If the past 12 months have taught us anything, it is probably not to put too much credence in opinion polls.
I was in the UK in the lead up to the Brexit vote, and there was absolutely no way that the electorate would ever vote the country out of Europe (if you believed the polls).
Similarly, late in 2016 we all watched the US election with a sense of inevitability that Hillary would soon be the leader of the free world (because, again, we believed the polls).
In both cases, the polls got it horribly wrong. People said one thing to the pollsters and did the opposite when it came to the real vote.
From this came the theory of a kind of “voter guilt”. Clearly, those being surveyed felt that they couldn’t reveal their true intentions as they feared they might be ridiculed. In effect they said the “right” thing.

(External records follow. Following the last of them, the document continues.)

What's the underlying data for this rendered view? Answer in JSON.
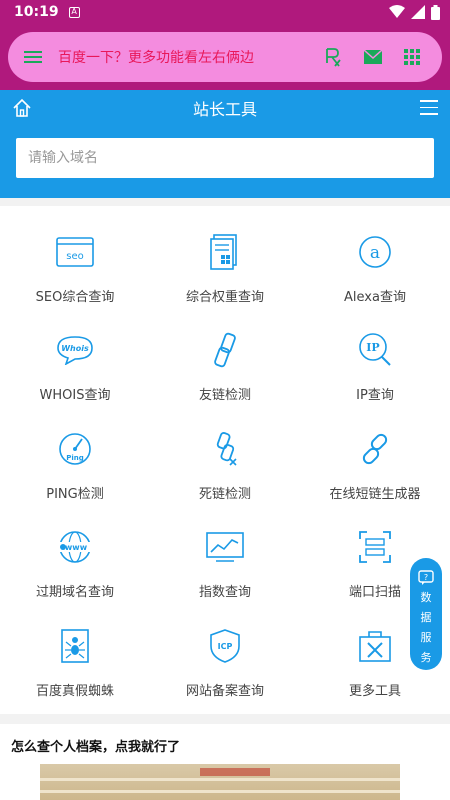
{
  "status_bar": {
    "time": "10:19",
    "app_icon": "A"
  },
  "browser": {
    "text": "百度一下？更多功能看左右俩边",
    "icons": [
      "menu-icon",
      "rx-icon",
      "mail-icon",
      "grid-icon"
    ],
    "colors": {
      "bar": "#b0197d",
      "pill": "#f48cdf",
      "text": "#e8185a",
      "icon": "#1aa85a"
    }
  },
  "header": {
    "title": "站长工具",
    "search_placeholder": "请输入域名"
  },
  "tools": [
    {
      "label": "SEO综合查询",
      "icon": "seo-icon"
    },
    {
      "label": "综合权重查询",
      "icon": "weight-icon"
    },
    {
      "label": "Alexa查询",
      "icon": "alexa-icon"
    },
    {
      "label": "WHOIS查询",
      "icon": "whois-icon"
    },
    {
      "label": "友链检测",
      "icon": "link-icon"
    },
    {
      "label": "IP查询",
      "icon": "ip-icon"
    },
    {
      "label": "PING检测",
      "icon": "ping-icon"
    },
    {
      "label": "死链检测",
      "icon": "dead-link-icon"
    },
    {
      "label": "在线短链生成器",
      "icon": "short-link-icon"
    },
    {
      "label": "过期域名查询",
      "icon": "expired-domain-icon"
    },
    {
      "label": "指数查询",
      "icon": "index-chart-icon"
    },
    {
      "label": "端口扫描",
      "icon": "port-scan-icon"
    },
    {
      "label": "百度真假蜘蛛",
      "icon": "spider-icon"
    },
    {
      "label": "网站备案查询",
      "icon": "icp-icon"
    },
    {
      "label": "更多工具",
      "icon": "toolbox-icon"
    }
  ],
  "float_button": {
    "text": [
      "数",
      "据",
      "服",
      "务"
    ]
  },
  "article": {
    "title": "怎么查个人档案，点我就行了"
  },
  "accent": "#1a9ae6"
}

So, how much credence should we put in this week’s Fairfax opinion poll that revealed almost 83% of Australians claimed to support the statement that "We rely too heavily on foreign imports and should manufacture more in Australia."
Not surprisingly, the result was heralded in the media as a vote of confidence in Australian manufacturing. However, like political opinions, sentiments like this are free. And it is certainly the “right” thing to say.
But will these 83% of Australians follow up their sentiments with deeds? Will they put their money where their mouths are?
Sadly, this time it is all too easy to predict what comes next.